The US is taking its first tentative steps toward exporting oil.
No, Congress has not approved large-scale oil exports, it is not about to repeal the 1975 export ban brought in after the early ’70s OPEC inspired oil crisis. Congress is split with republicans broadly supporting a lifting of the ban but democrats against it, keen to limit further fracking on environmental grounds, according to the Financial Times. The Obama administration has, instead, given the okay to limited exports to Mexico.
Why No Blanket Repeal of the Oil Export Ban?
More to the point, neither party wants to be accused down the line, as oil prices inevitably recover, of being responsible for reduced domestic supply as the cause of higher prices. Most economists, though, suggest increased exports would lower global prices and, as a result, would mean lower domestic prices, but of course no one knows until a large-scale lifting of the ban is agreed to.
Meanwhile,the US can legally export to Canada, the only country to whom export rules do not apply.

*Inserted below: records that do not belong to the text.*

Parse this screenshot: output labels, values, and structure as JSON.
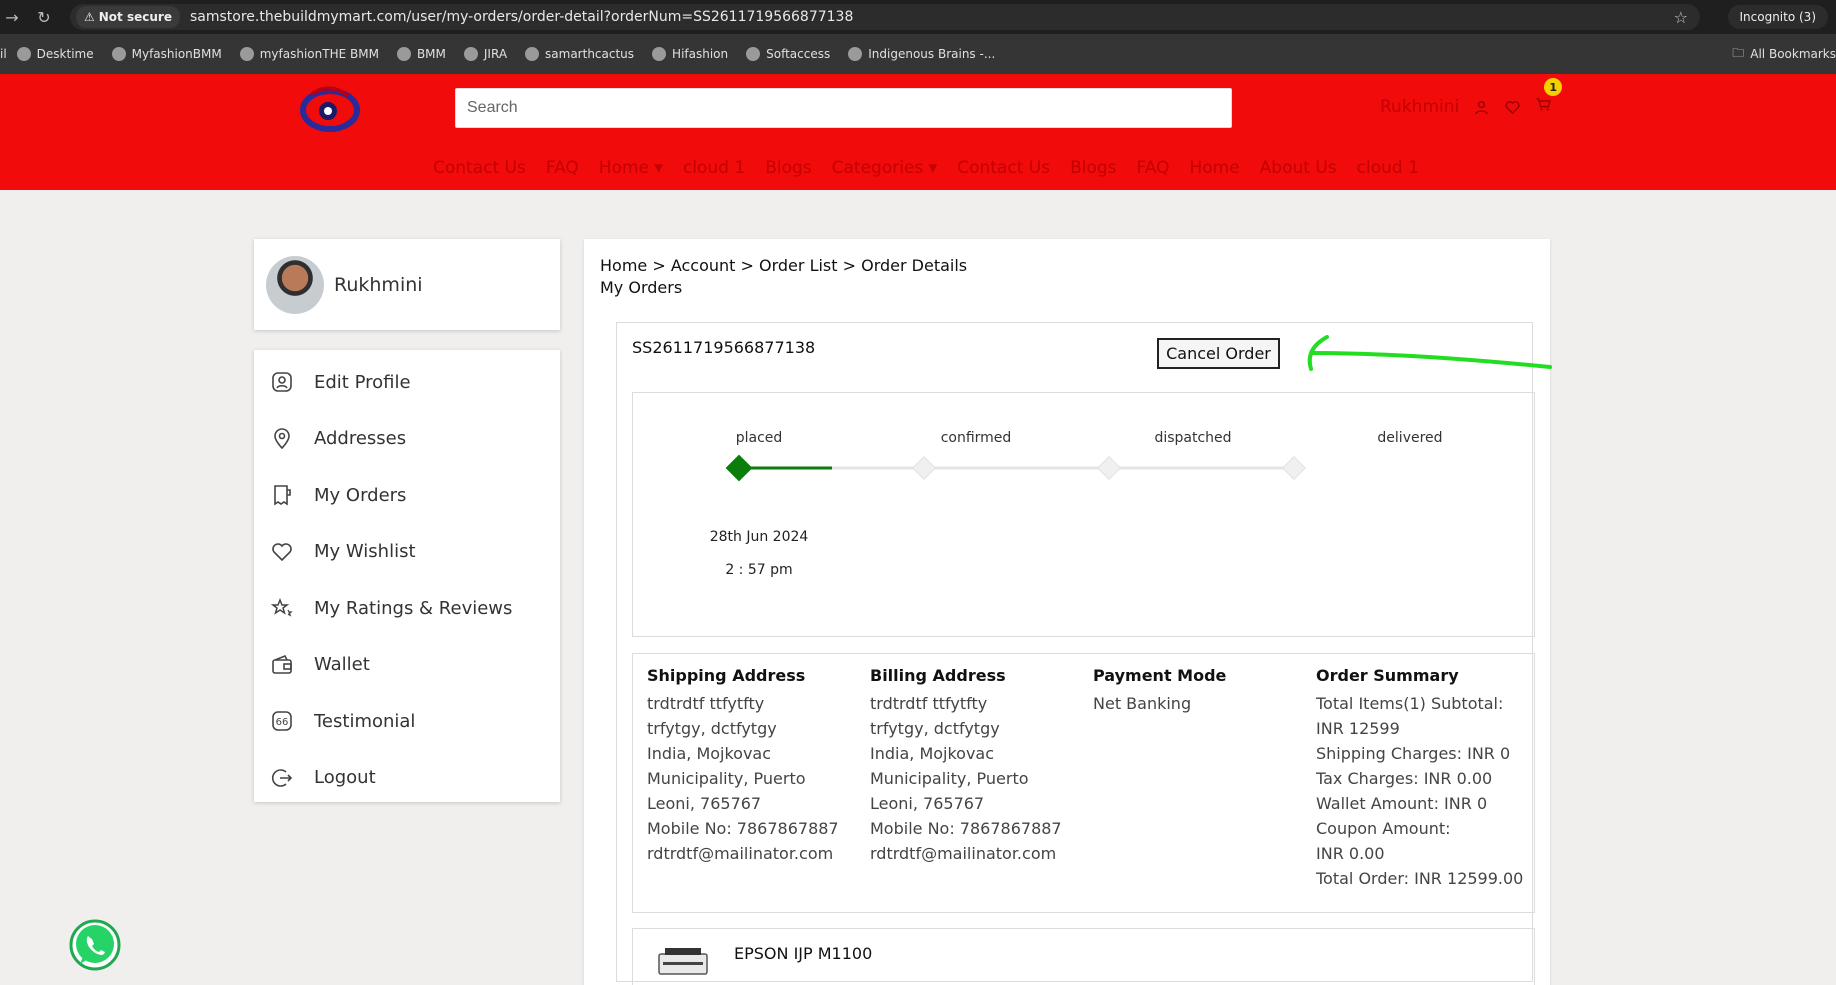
{
  "browser": {
    "not_secure": "Not secure",
    "url": "samstore.thebuildmymart.com/user/my-orders/order-detail?orderNum=SS2611719566877138",
    "incognito": "Incognito (3)",
    "bookmarks": [
      "Desktime",
      "MyfashionBMM",
      "myfashionTHE BMM",
      "BMM",
      "JIRA",
      "samarthcactus",
      "Hifashion",
      "Softaccess",
      "Indigenous Brains -..."
    ],
    "all_bookmarks": "All Bookmarks",
    "bookmark_prefix": "il"
  },
  "header": {
    "search_placeholder": "Search",
    "username": "Rukhmini",
    "cart_count": "1",
    "menu": [
      "Contact Us",
      "FAQ",
      "Home ▾",
      "cloud 1",
      "Blogs",
      "Categories ▾",
      "Contact Us",
      "Blogs",
      "FAQ",
      "Home",
      "About Us",
      "cloud 1"
    ]
  },
  "sidebar": {
    "profile_name": "Rukhmini",
    "items": [
      {
        "label": "Edit Profile",
        "icon": "user-icon"
      },
      {
        "label": "Addresses",
        "icon": "location-icon"
      },
      {
        "label": "My Orders",
        "icon": "orders-icon"
      },
      {
        "label": "My Wishlist",
        "icon": "heart-icon"
      },
      {
        "label": "My Ratings & Reviews",
        "icon": "stars-icon"
      },
      {
        "label": "Wallet",
        "icon": "wallet-icon"
      },
      {
        "label": "Testimonial",
        "icon": "quote-icon"
      },
      {
        "label": "Logout",
        "icon": "logout-icon"
      }
    ]
  },
  "main": {
    "breadcrumb": "Home > Account > Order List > Order Details",
    "subtitle": "My Orders",
    "order_number": "SS2611719566877138",
    "cancel_label": "Cancel Order",
    "steps": [
      "placed",
      "confirmed",
      "dispatched",
      "delivered"
    ],
    "current_step": 0,
    "placed_date": "28th Jun 2024",
    "placed_time": "2 : 57 pm",
    "shipping": {
      "title": "Shipping Address",
      "lines": [
        "trdtrdtf ttfytfty",
        "trfytgy, dctfytgy",
        "India, Mojkovac",
        "Municipality, Puerto",
        "Leoni, 765767",
        "Mobile No: 7867867887",
        "rdtrdtf@mailinator.com"
      ]
    },
    "billing": {
      "title": "Billing Address",
      "lines": [
        "trdtrdtf ttfytfty",
        "trfytgy, dctfytgy",
        "India, Mojkovac",
        "Municipality, Puerto",
        "Leoni, 765767",
        "Mobile No: 7867867887",
        "rdtrdtf@mailinator.com"
      ]
    },
    "payment": {
      "title": "Payment Mode",
      "lines": [
        "Net Banking"
      ]
    },
    "summary": {
      "title": "Order Summary",
      "lines": [
        "Total Items(1) Subtotal:",
        "INR 12599",
        "Shipping Charges: INR 0",
        "Tax Charges: INR 0.00",
        "Wallet Amount: INR 0",
        "Coupon Amount:",
        "INR 0.00",
        "Total Order: INR 12599.00"
      ]
    },
    "product_name": "EPSON IJP M1100"
  },
  "colors": {
    "header_red": "#f20b0b",
    "menu_text": "#c40000",
    "progress_green": "#0a7d0a",
    "annotation_green": "#22dd22"
  }
}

The US already shares hockey, Seth Rogen and country/western music with Canada, after all, so why not oil?
The US exported a record 586,000 barrels of crude a day in April to Canada according to Bloomberg. This was light grades needed by Canadian refineries to blend with high-viscosity heavy tar sands or for locations where US supplies are closer to a Canadian refinery than Canada’s own reserves.
Nor should exports to Mexico be seen in the light of falling Mexican production, although production has been in decline for a decade there, Pemex still exported 803,000 barrels a day of mostly heavy oil to the US last year. Here’s the issue: Mexico imports about half its gasoline as it struggles to produce gasoline from its heavy crude. Pemex mostly makes fuel oil, which is a polluting low-value product and is forced to import lighter products such as gasoline. By Mixing US shale oil light crude with its own heavier oil, Pemex says it will be able to produce more gasoline.
The export of US crude requires an equivalent quantity of heavy Mexican crude to be imported, but US refineries are capable of handling this product. Some, such as BP’s Whiting Refinery in Indiana which recently closed for emergency repairs, have been upgraded at a cost of millions to handle Canadian Tar Sand crude.
The Great American Blending Pot
The Mexican deal allows up to 100,000 barrels a day of light oil and condensate to be exchanged for heavy Mexican crude. For the shale industry, it is a start and could set the stage for further exports via strategic deals rather than a wholesale lifting of the ban, seen as unlikely in the medium term. The amount involved is too small to lift prices, which have fallen heavily this year as this graph from the FT shows.
But if further deals were to follow, economists’ expectation that it would lead to lower global, and therefore lower US prices, could be put to the test. It may be that politicians’ only greater desire, to protect their own record from criticism, will prevent US consumers from every finding out if they are right.